The Springsteen album is a different matter altogether. As a Golden Watch, this collection relies upon a felicitous pairing of songwriter and performer. Which it doesn't get.
Bruce is part of the problem. Some songwriters -- R&B song factory Dan Penn, for example, or Lennon and McCartney -- don't necessarily perform the definitive versions of their own songs; Springsteen does. It's not hard to imagine someone else singing "Do Right Woman" (Aretha, for example) or "Eleanor Rigby" (Aretha, for example), but it is hard to imagine even Aretha pulling off "Thunder Road." Springsteen's compositions are idiosyncratic, often heavily reliant on his quirky phrasing, his steel-wool voice, his varied arrangements, and his powerhouse band.

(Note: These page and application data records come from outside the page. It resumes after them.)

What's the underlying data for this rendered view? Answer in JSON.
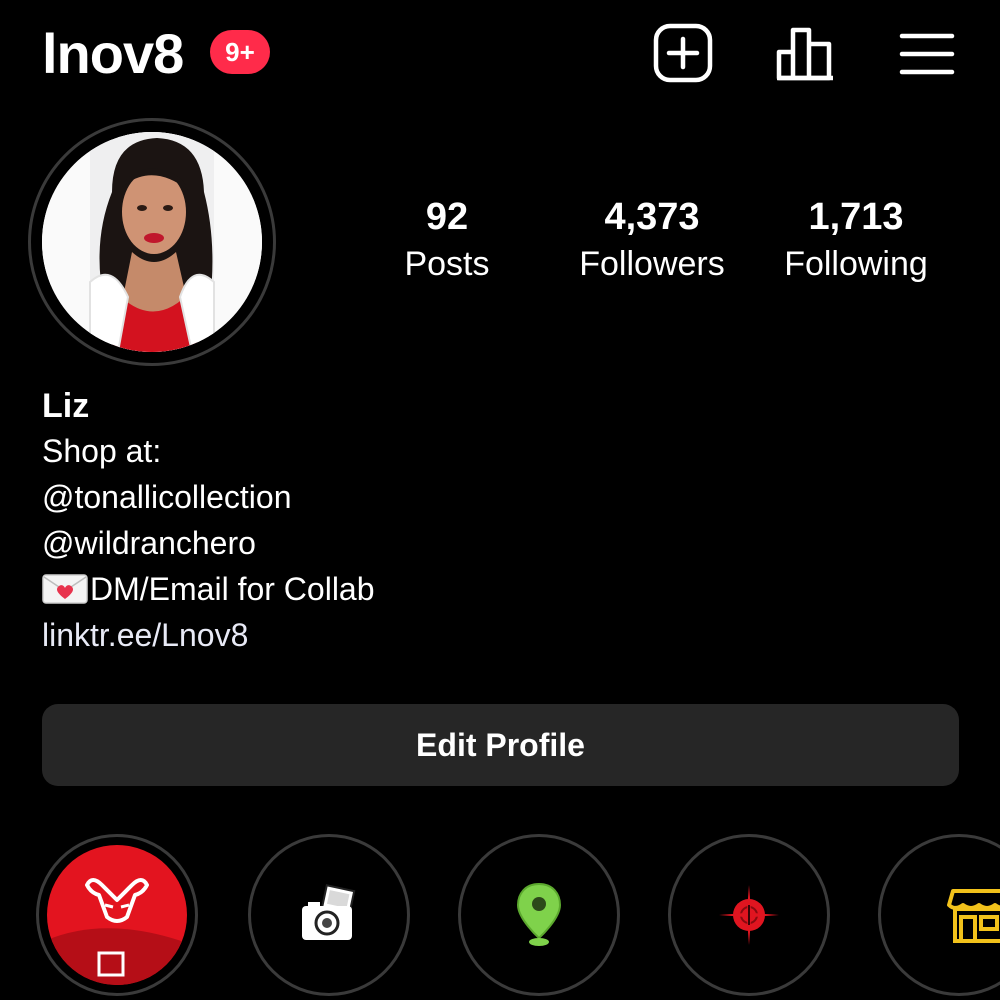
{
  "header": {
    "username": "lnov8",
    "notification_badge": "9+",
    "icons": [
      "new-post-icon",
      "insights-icon",
      "menu-icon"
    ]
  },
  "stats": [
    {
      "value": "92",
      "label": "Posts"
    },
    {
      "value": "4,373",
      "label": "Followers"
    },
    {
      "value": "1,713",
      "label": "Following"
    }
  ],
  "bio": {
    "name": "Liz",
    "lines": [
      "Shop at:",
      "@tonallicollection",
      "@wildranchero",
      "DM/Email for Collab"
    ],
    "link": "linktr.ee/Lnov8"
  },
  "edit_profile_label": "Edit Profile",
  "highlights": [
    {
      "icon": "bull-hat-image"
    },
    {
      "icon": "camera-icon"
    },
    {
      "icon": "location-pin-icon"
    },
    {
      "icon": "target-icon"
    },
    {
      "icon": "store-icon"
    }
  ],
  "colors": {
    "background": "#000000",
    "badge": "#ff2b4a",
    "button": "#262626",
    "ring": "#3a3a3a"
  }
}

As a result, it's something of a fool's errand to charge ahead with an album of Springsteen covers. But One Step Up, Two Steps Back has a gimmick. Two, in fact. The collection is keyed to Springsteen's 48th birthday. If that's not amazing enough -- "My God Martha, it's Bruce Springsteen's 48th birthday. What are we doing just sitting here?" -- there's also a clever distinction between the two discs. See, One Step Up is full of new recordings. Two Steps Back collects Bruce covers recorded over the last twenty years.
Do the high-concept organization and the clever hijacking of a Springsteen song title make the Boss any easier to cover? Nope. And to make matters worse, the album's producers have chosen a bunch of lunkheads to carry out this mission impossible. The new disc offers has-beens the likes of Nils Lofgren (who turns in a mediocre cover of "Wreck on the Highway") and the Smithereens (a timid, lazy "Downbound Train"), and never-will-bes such as Martin Zellar ("Darkness on the Edge of Town") and Paul Cebar ("One Step Up").

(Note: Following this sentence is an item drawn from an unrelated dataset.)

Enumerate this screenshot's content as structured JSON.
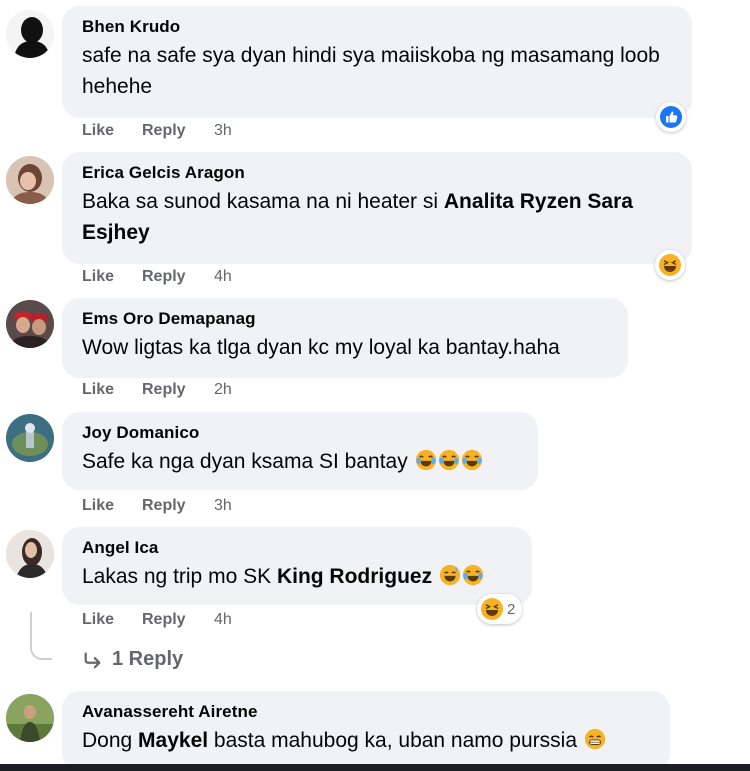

The old disc has musty warhorses, including Joe Cocker (who treats "Human Touch" like it's "When a Man Loves a Woman"), Clarence Clemons (who butchers "Savin' Up"), David Bowie (unconvincingly jaunty on "It's Hard to Be a Saint in the City"), and Gary "U.S." Bonds (unimpressively soggy on "Love's on the Line"). Now and again the performances make sense. John Wesley Harding's take on "Jackson Cage" confirms that he is still doing his best to sound exactly like Elvis Costello, and it confirms that this decision is a wise one. And Donna Summer's "Protection," which shouldn't work at all, does.

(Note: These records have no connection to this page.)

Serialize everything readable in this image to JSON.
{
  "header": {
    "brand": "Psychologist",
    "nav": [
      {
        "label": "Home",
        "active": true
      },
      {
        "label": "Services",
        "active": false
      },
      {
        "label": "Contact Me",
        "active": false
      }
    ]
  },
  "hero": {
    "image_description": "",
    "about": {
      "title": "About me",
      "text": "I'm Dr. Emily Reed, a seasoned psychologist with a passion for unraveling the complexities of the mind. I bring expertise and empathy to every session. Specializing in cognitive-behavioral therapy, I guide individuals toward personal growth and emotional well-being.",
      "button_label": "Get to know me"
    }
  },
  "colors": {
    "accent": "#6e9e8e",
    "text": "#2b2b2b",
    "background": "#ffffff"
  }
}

But the real failure of One Step Up, Two Steps Back lies in its lead single -- a miserable version of "Atlantic City" sung by former BoDean Kurt Neumann. He turns in such an uninspired, ill-conceived performance that he singlehandedly disproves the song's chorus. "Maybe everything that dies someday comes back"? No, sometimes things die and they stay dead. Interest in this cover, for instance, dies after the first 30 seconds.
The tone is as wrong as tone can be, replacing Springsteen's ghostly, mythic pessimism with an antiseptic optimism. Can you imagine Night of the Hunter with Chris Farley in the Robert Mitchum role? Of course you can't. It wouldn't be Night of the Hunter any more. And this isn't "Atlantic City." It's Donald Trump's Atlantic City. The Band covered the same song a few years ago, and their version was fine, if not revelatory. Neumann's cheery butchering makes the Band's version seem revelatory.
The Neumann cover is so awful that it taints the rest of the Springsteen album. Or perhaps it's just that many of the other covers are equally awful. If you can get through the entire 28-song atrocity, you'll begin to question the title -- it's not obvious how any of this is one step up, and it's much more than two steps back. Perhaps the collection's producers should have spun the album's name out of another Springsteen song. But who, you ask, would buy an album named Don't Cover Me? Exactly my point.